Search the listing below for the string "görüntüleme" and copy every line where it occurs.

**RECORDS FOR THIS TASK:**
^^^^^^^^^^^^^^^^

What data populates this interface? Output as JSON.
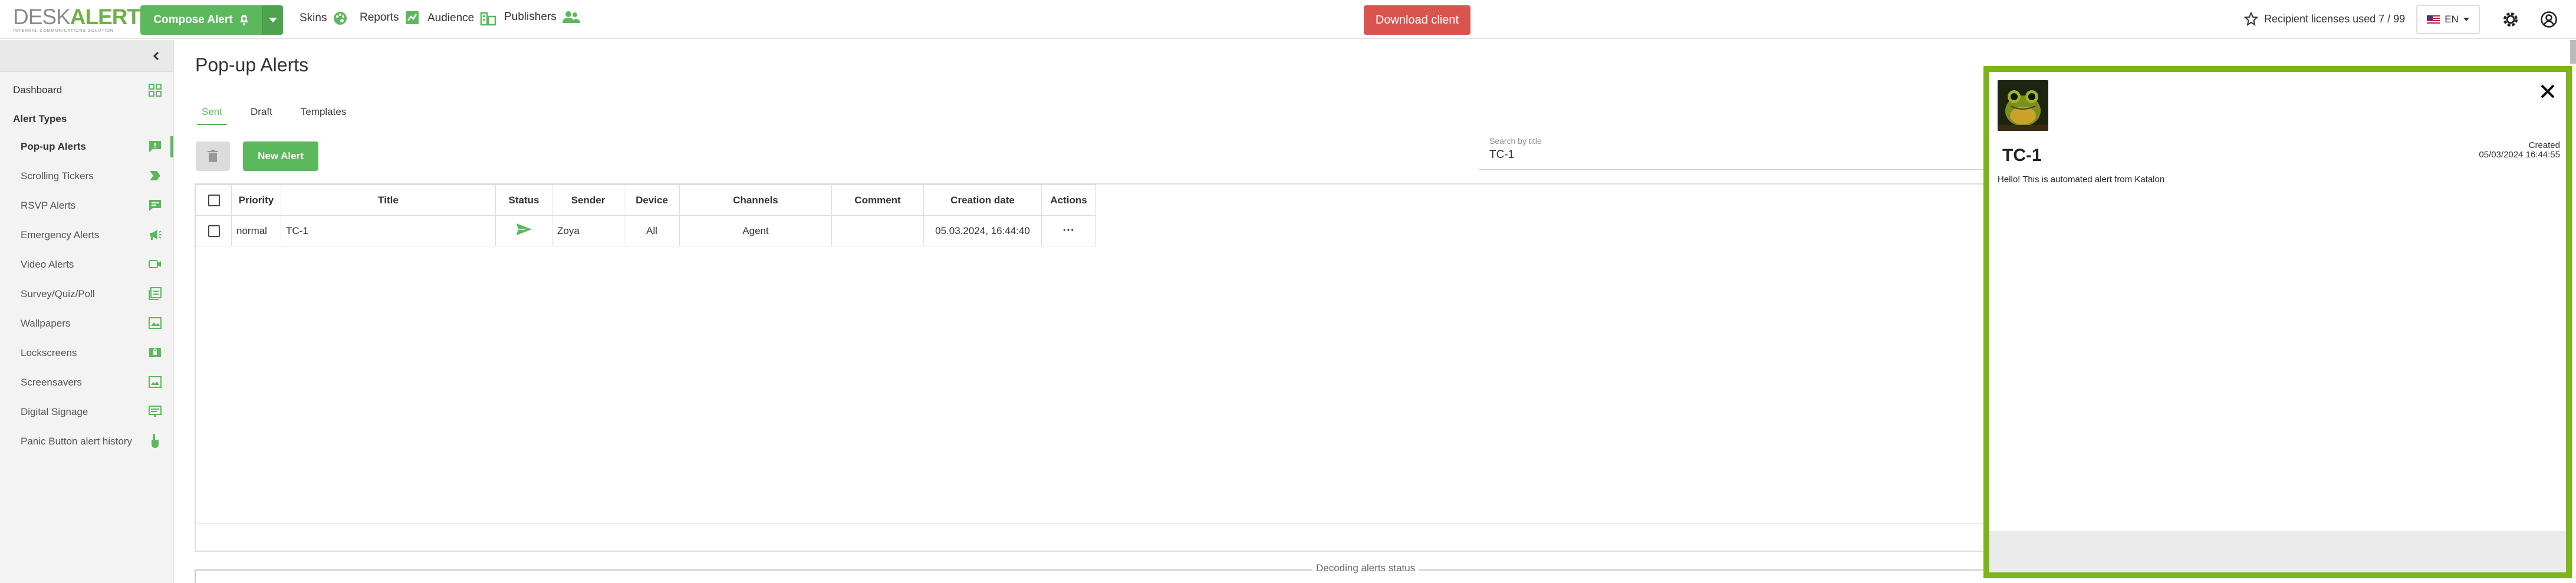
{
  "header": {
    "logo_word_desk": "DESK",
    "logo_word_alerts": "ALERTS",
    "logo_tagline": "INTERNAL COMMUNICATIONS SOLUTION",
    "compose_label": "Compose Alert",
    "nav": [
      {
        "label": "Skins",
        "icon": "palette-icon"
      },
      {
        "label": "Reports",
        "icon": "reports-icon"
      },
      {
        "label": "Audience",
        "icon": "audience-icon"
      },
      {
        "label": "Publishers",
        "icon": "publishers-icon"
      }
    ],
    "download_label": "Download client",
    "licenses_label": "Recipient licenses used 7 / 99",
    "language": "EN"
  },
  "sidebar": {
    "dashboard": "Dashboard",
    "section_title": "Alert Types",
    "items": [
      {
        "label": "Pop-up Alerts",
        "active": true,
        "icon": "popup-alert-icon"
      },
      {
        "label": "Scrolling Tickers",
        "icon": "ticker-icon"
      },
      {
        "label": "RSVP Alerts",
        "icon": "rsvp-icon"
      },
      {
        "label": "Emergency Alerts",
        "icon": "megaphone-icon"
      },
      {
        "label": "Video Alerts",
        "icon": "video-icon"
      },
      {
        "label": "Survey/Quiz/Poll",
        "icon": "survey-icon"
      },
      {
        "label": "Wallpapers",
        "icon": "wallpaper-icon"
      },
      {
        "label": "Lockscreens",
        "icon": "lockscreen-icon"
      },
      {
        "label": "Screensavers",
        "icon": "screensaver-icon"
      },
      {
        "label": "Digital Signage",
        "icon": "signage-icon"
      },
      {
        "label": "Panic Button alert history",
        "icon": "panic-hand-icon"
      }
    ]
  },
  "main": {
    "title": "Pop-up Alerts",
    "tabs": [
      "Sent",
      "Draft",
      "Templates"
    ],
    "active_tab": "Sent",
    "new_alert_label": "New Alert",
    "search": {
      "label": "Search by title",
      "value": "TC-1"
    },
    "table": {
      "columns": [
        "Priority",
        "Title",
        "Status",
        "Sender",
        "Device",
        "Channels",
        "Comment",
        "Creation date",
        "Actions"
      ],
      "rows": [
        {
          "priority": "normal",
          "title": "TC-1",
          "status": "sent",
          "sender": "Zoya",
          "device": "All",
          "channels": "Agent",
          "comment": "",
          "creation_date": "05.03.2024, 16:44:40",
          "actions": "···"
        }
      ]
    },
    "decoding_label": "Decoding alerts status"
  },
  "popup": {
    "title": "TC-1",
    "created_label": "Created",
    "created_value": "05/03/2024 16:44:55",
    "body": "Hello! This is automated alert from Katalon"
  },
  "colors": {
    "brand_green": "#5cb85c",
    "popup_border": "#7cb518",
    "download_red": "#d9534f"
  }
}
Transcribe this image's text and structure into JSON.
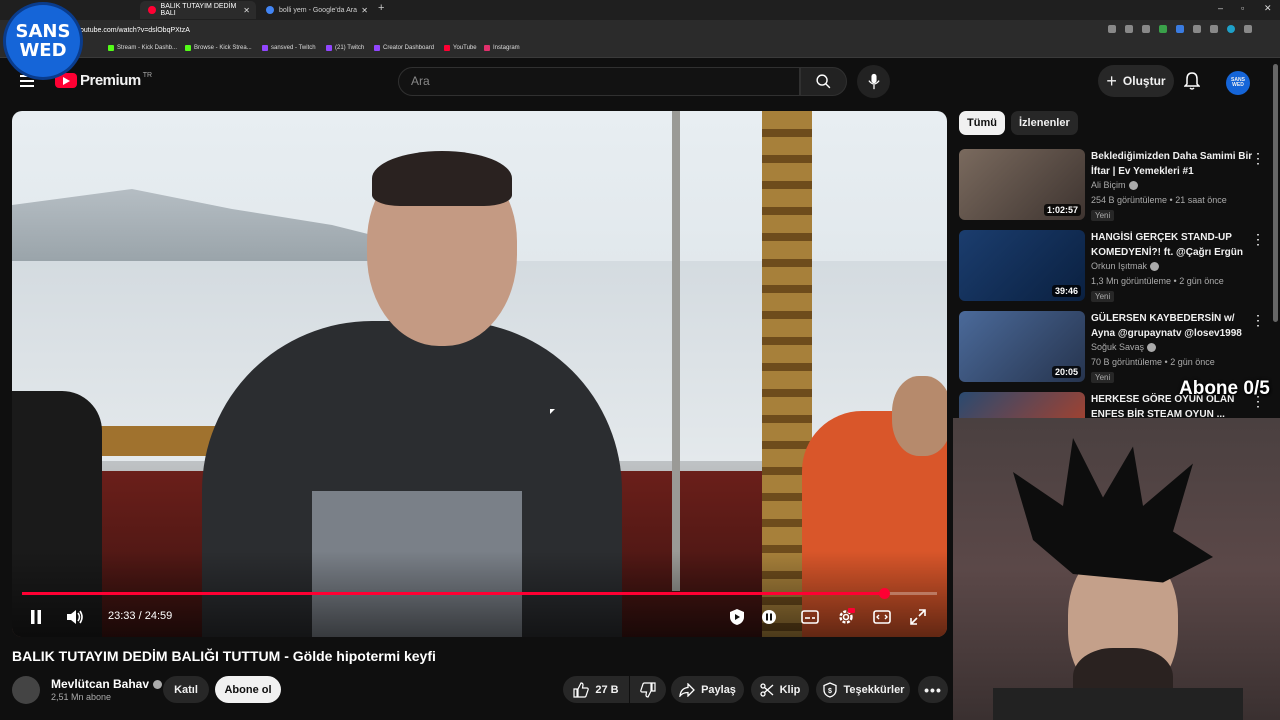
{
  "browser": {
    "tabs": [
      {
        "label": "BALIK TUTAYIM DEDİM BALI",
        "active": true
      },
      {
        "label": "bolli yem - Google'da Ara",
        "active": false
      }
    ],
    "address": "outube.com/watch?v=dslObqPXtzA",
    "bookmarks": [
      {
        "label": "Stream - Kick Dashb..."
      },
      {
        "label": "Browse - Kick Strea..."
      },
      {
        "label": "sansved - Twitch"
      },
      {
        "label": "(21) Twitch"
      },
      {
        "label": "Creator Dashboard"
      },
      {
        "label": "YouTube"
      },
      {
        "label": "Instagram"
      }
    ]
  },
  "overlay": {
    "logo_line1": "SANS",
    "logo_line2": "WED",
    "sub_goal": "Abone 0/5"
  },
  "header": {
    "logo_text": "Premium",
    "region": "TR",
    "search_placeholder": "Ara",
    "create_label": "Oluştur",
    "avatar_text": "SANS WED"
  },
  "player": {
    "current_time": "23:33",
    "duration": "24:59",
    "progress_fraction": 0.942
  },
  "video": {
    "title": "BALIK TUTAYIM DEDİM BALIĞI TUTTUM - Gölde hipotermi keyfi",
    "channel": "Mevlütcan Bahav",
    "subscribers": "2,51 Mn abone",
    "join_label": "Katıl",
    "subscribe_label": "Abone ol",
    "likes": "27 B",
    "share_label": "Paylaş",
    "clip_label": "Klip",
    "thanks_label": "Teşekkürler"
  },
  "sidebar": {
    "chips": [
      {
        "label": "Tümü",
        "selected": true
      },
      {
        "label": "İzlenenler",
        "selected": false
      }
    ],
    "recommendations": [
      {
        "title": "Beklediğimizden Daha Samimi Bir İftar | Ev Yemekleri #1",
        "channel": "Ali Biçim",
        "meta": "254 B görüntüleme • 21 saat önce",
        "badge": "Yeni",
        "duration": "1:02:57",
        "thumb_color": "#6a5a50"
      },
      {
        "title": "HANGİSİ GERÇEK STAND-UP KOMEDYENİ?! ft. @Çağrı Ergün",
        "channel": "Orkun Işıtmak",
        "meta": "1,3 Mn görüntüleme • 2 gün önce",
        "badge": "Yeni",
        "duration": "39:46",
        "thumb_color": "#1b3d6e"
      },
      {
        "title": "GÜLERSEN KAYBEDERSİN w/ Ayna @grupaynatv @losev1998",
        "channel": "Soğuk Savaş",
        "meta": "70 B görüntüleme • 2 gün önce",
        "badge": "Yeni",
        "duration": "20:05",
        "thumb_color": "#3a4f7a"
      },
      {
        "title": "HERKESE GÖRE OYUN OLAN ENFES BİR STEAM OYUN ...",
        "channel": "",
        "meta": "",
        "badge": "",
        "duration": "",
        "thumb_color": "#2a4a70"
      }
    ]
  }
}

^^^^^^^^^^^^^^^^

**OUTPUT OF THE EXERCISE:**
        "meta": "254 B görüntüleme • 21 saat önce",
        "meta": "1,3 Mn görüntüleme • 2 gün önce",
        "meta": "70 B görüntüleme • 2 gün önce",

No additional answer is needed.